Mining Publication: Prediction of Longwall Methane Emissions: An Evaluation of the Influence of Mining Practices on Gas Emissions and Methane Control Systems
As part of its mine safety and health research program, the National Institute for Occupational Safety and Health, Pittsburgh Research Laboratory, has been investigating the geologic and mining factors influencing methane gas emissions associated with longwall mining. A primary focus of this research has been the consequences of increasing longwall panel dimensions, particularly face width, in gassy coalbeds. Continuous longwall face emission monitoring studies were conducted at two adjacent mines operating in the Pocahontas No. 3 Coalbed, where longwall faces were to be extended from 229 to 305 m (750 to 1,000 ft). Average longwall pass methane emission rates for 229-m (750-ft) wide faces were 61 % (0.072 m3/sec (153 cfm)) higher at the VP-3 Mine than at the VP-1 Mine. It was predicted by regression analysis of methane emissions data from 229-m (750-ft) wide faces that extending faces to 305 m (1,000 ft) would increase methane emission rates by only 7%, or 0.009 m3/sec (20 cfm), to 0.144 m3/sec (304 cfm) at the VP-1 Mine.
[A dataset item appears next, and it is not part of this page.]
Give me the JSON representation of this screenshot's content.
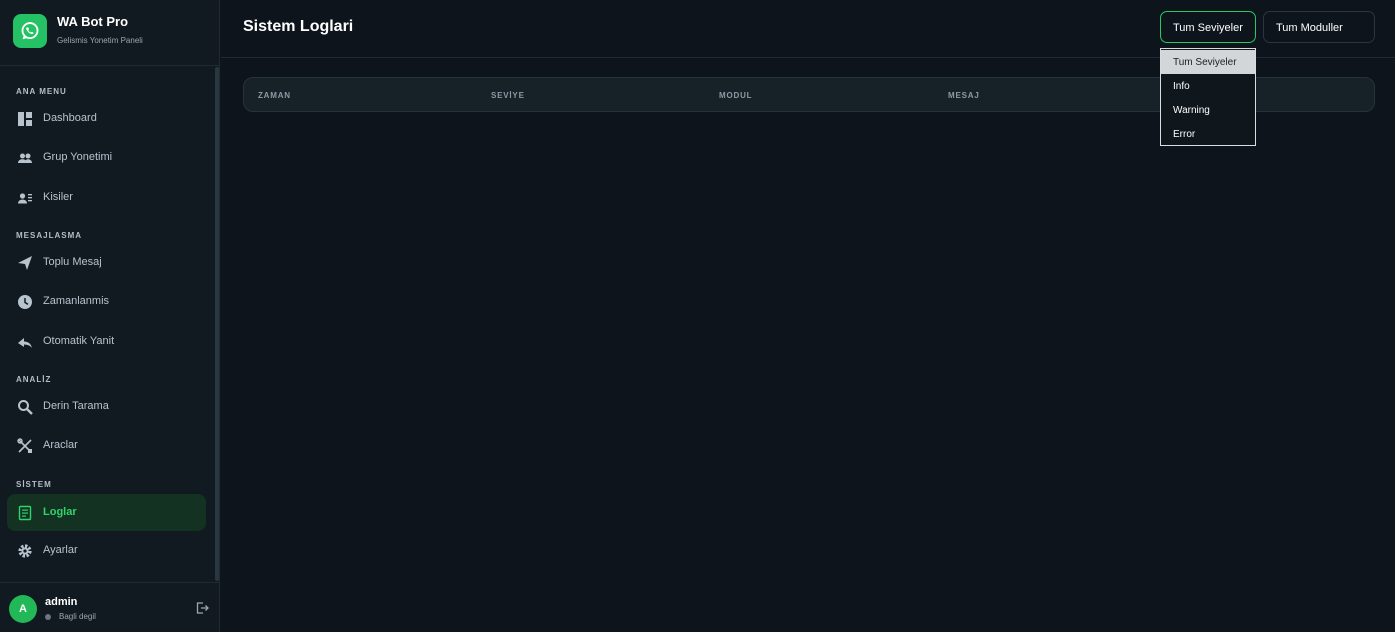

In contrast, it was predicted that extending faces to 305 m (1,000 ft) at the VP-3 Mine would increase methane emissions by as much as 13%, or 0.029 m3/sec (65 cfm), to 0.268 m3/sec (567 cfm).